Website Tips for Group Practice – Add Individual, Optimized Bio Pages For Each Of Your Clinicians

When working with a team, it’s important to consider how best to showcase everyone on your website. Many practitioners running group practices fall into a trap. They put all of their team members’ bios on one page and call it done.

We’re here to tell you that’s not the way to do it.

At least, not if you want to rank. You want to make your website easy for Google to read. That’s what gets the SEO juices flowing and gives you a successful website that converts visitors into clients.

Make An “Our Team” Page

Creating a page on your website that spotlights your whole team is a great way to give potential clients a shopping window view of who’s available to help them navigate their therapy journey. But the trick is to make sure it’s visitor-friendly and Google-friendly.

Here’s something we don’t recommend.

An example of a group practice about page that's not optimized.

Can you see the trap we’re talking about? The team page is dedicated to showing off a great team of therapists. That’s good! All of their bios are on the same page.

That’s bad.

Google can’t read this as easily, it sees it as a cluttered page, and your SEO ranking suffers because of that. It’s also overwhelming for someone visiting the site and looking for quick bite-sized bits of information.

Here’s the recommended fix (Counseling Wise approved!)… 

Create Individual Pages For Each Clinician

Creating the “Our Team” page is a great starting point. But the follow-through is to have individual bio pages for each clinician. Then, you can set up your Our Team page with links that direct visitors to the bio page for the individual practitioner. It looks a little like this. 

An example of a group practice about page with individual links for each practitioner's bio.

Here’s another team page from the Relationship Counseling Center of Austin. They’re giving their rockstar team a great stage, a bit like an opening act. A potential client can peruse the page, and find the clinician who’s right for them.

When they find someone who specializes in their particular pain point, like depression or anxiety, they can click on the profile picture. Then, they see a profile that looks something like this:
An example of a profile for an individual on a group practice website.

Think about it from the standpoint of a potential client: I’ve located a practice I think will be a good fit. I’ve found a clinician who talks about and works with my specific pain point.

Now, I can click on their profile picture, get an even better and more detailed view of their philosophy, their modalities, and their specialties, and start building a connection with them. All before I even make a phone call! 
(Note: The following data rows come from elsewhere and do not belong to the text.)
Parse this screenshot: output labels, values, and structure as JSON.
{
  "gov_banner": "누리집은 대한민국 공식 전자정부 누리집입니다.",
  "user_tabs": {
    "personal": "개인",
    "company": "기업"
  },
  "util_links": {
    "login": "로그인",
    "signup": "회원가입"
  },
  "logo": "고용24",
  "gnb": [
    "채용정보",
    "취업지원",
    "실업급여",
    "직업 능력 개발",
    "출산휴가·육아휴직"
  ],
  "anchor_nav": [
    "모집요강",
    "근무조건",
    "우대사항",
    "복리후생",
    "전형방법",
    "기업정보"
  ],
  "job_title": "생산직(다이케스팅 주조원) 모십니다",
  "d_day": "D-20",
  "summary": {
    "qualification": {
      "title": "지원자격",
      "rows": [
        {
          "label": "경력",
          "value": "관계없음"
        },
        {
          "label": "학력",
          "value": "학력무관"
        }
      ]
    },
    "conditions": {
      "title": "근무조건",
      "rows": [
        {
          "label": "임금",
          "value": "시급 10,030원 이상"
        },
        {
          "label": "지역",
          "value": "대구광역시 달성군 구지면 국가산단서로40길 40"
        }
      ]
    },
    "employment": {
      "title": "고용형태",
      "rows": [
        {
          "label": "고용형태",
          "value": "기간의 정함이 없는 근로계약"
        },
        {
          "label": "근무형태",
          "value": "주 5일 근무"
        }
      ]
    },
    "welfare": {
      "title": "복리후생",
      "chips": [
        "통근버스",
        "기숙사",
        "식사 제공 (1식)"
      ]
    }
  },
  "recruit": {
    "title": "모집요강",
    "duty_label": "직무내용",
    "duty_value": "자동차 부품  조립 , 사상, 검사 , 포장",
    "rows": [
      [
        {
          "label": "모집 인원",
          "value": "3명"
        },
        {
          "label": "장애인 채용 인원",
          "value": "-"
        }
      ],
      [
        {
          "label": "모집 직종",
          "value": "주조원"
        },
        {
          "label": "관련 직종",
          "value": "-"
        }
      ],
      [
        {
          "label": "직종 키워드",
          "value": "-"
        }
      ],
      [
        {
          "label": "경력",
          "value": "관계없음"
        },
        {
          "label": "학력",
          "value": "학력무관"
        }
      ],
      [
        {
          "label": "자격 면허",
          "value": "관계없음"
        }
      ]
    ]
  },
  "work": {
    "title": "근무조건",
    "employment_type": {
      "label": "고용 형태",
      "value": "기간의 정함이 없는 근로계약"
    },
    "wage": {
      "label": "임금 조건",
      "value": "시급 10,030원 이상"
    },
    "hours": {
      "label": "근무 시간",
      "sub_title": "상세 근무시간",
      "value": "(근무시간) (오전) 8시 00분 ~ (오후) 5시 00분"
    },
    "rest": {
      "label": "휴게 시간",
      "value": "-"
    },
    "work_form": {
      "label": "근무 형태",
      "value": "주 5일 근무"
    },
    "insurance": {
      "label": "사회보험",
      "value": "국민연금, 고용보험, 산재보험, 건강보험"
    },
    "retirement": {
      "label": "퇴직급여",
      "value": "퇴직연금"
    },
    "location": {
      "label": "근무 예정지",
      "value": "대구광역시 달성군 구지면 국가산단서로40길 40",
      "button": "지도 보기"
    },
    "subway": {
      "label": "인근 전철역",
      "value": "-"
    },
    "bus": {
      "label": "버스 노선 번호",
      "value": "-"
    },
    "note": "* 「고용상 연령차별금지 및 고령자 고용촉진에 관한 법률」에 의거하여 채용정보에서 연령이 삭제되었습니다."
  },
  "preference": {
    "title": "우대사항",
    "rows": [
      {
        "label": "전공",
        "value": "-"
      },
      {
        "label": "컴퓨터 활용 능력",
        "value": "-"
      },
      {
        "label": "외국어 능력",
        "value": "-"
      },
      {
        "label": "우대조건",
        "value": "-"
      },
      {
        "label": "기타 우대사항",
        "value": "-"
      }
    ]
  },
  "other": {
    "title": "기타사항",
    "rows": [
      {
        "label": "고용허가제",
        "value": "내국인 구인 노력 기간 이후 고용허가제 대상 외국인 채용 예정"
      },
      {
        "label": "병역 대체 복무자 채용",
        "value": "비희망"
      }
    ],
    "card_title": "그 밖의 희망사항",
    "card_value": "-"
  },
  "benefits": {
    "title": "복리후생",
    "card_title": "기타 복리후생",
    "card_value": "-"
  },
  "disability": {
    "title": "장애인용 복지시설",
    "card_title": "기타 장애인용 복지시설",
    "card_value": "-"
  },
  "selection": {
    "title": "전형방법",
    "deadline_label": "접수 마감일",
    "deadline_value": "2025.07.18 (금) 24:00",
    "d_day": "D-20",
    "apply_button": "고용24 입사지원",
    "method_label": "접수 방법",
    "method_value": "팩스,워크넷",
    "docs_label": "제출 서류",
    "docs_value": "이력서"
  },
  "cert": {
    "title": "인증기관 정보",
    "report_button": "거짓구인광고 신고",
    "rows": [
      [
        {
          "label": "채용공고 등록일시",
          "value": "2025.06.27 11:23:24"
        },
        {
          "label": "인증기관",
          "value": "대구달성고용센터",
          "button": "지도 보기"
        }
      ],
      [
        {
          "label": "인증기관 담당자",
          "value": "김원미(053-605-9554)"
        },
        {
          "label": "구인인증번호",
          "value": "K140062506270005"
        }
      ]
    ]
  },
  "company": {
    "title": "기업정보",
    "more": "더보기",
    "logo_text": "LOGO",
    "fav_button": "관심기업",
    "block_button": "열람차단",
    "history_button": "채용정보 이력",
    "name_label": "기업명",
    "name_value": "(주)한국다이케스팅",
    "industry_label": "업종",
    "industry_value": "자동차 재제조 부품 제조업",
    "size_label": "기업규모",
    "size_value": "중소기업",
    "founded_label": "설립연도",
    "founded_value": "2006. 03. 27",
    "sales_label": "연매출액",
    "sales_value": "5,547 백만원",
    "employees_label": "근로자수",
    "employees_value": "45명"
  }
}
Google-Friendly Clinician Pages

There are a couple of tricks of the trade that help practitioner profiles rank with Google. For each individual bio page, you need two things:

  1. The clinician’s name should be an H1 tag on the page.
  2. The URL slug should reflect the clinician’s name. For example

It might seem a bit odd to consider setting up a website this way. But again, we’re setting this up for user experience and Google-readability.

Here’s an example situation that might help the setup make sense:

Let’s say you’ve received a call from someone, and they’re interested in a very specific kind of treatment—EMDR, for example. Maybe you’re not certified in EMDR, but you remember Jane Doe from school, and you’re pretty sure that she did get certified for EMDR recently. How do you find Jane Doe?

Chances are you Google her. And how does Google know where Jane Doe is? Because the website’s SEO is set up to take you exactly where you want to be. Jane Doe’s name is an H1, she has her very own bio page on her website, and the URL slug makes it even easier for Google to say, “Hey! Jane Doe’s right here!”

Still skeptical? Here’s a pro tip: Google yourself. You might be surprised by what shows up! (or what doesn’t!)

Scroll to Top